▶ _ACTIVITY_: Retype the records below so that each one matches exactly.

Extracted records:
----

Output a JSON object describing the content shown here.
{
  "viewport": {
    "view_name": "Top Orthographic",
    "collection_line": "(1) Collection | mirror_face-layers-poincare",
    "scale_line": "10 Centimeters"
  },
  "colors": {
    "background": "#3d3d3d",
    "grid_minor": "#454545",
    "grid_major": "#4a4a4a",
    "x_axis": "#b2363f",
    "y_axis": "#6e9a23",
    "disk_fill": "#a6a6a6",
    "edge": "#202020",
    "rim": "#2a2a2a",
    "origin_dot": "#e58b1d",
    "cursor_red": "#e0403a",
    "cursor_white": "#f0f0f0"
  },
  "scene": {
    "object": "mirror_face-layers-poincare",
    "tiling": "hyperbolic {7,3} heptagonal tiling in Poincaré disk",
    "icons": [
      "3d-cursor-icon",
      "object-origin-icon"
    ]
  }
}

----

▶ _SOLUTION FOR THIS TASK_:
Output a JSON object describing the content shown here.
{
  "viewport": {
    "view_name": "Top Orthographic",
    "collection_line": "(1) Collection | mirror_face-layers-poincare",
    "scale_line": "10 Centimeters"
  },
  "colors": {
    "background": "#3d3d3d",
    "grid_minor": "#454545",
    "grid_major": "#4a4a4a",
    "x_axis": "#b2363f",
    "y_axis": "#6e9a23",
    "disk_fill": "#a6a6a6",
    "edge": "#202020",
    "rim": "#2a2a2a",
    "origin_dot": "#e58b1d",
    "cursor_red": "#e0403a",
    "cursor_white": "#f0f0f0"
  },
  "scene": {
    "object": "mirror_face-layers-poincare",
    "tiling": "hyperbolic {7,3} heptagonal tiling in Poincaré disk",
    "icons": [
      "3d-cursor-icon",
      "object-origin-icon"
    ]
  }
}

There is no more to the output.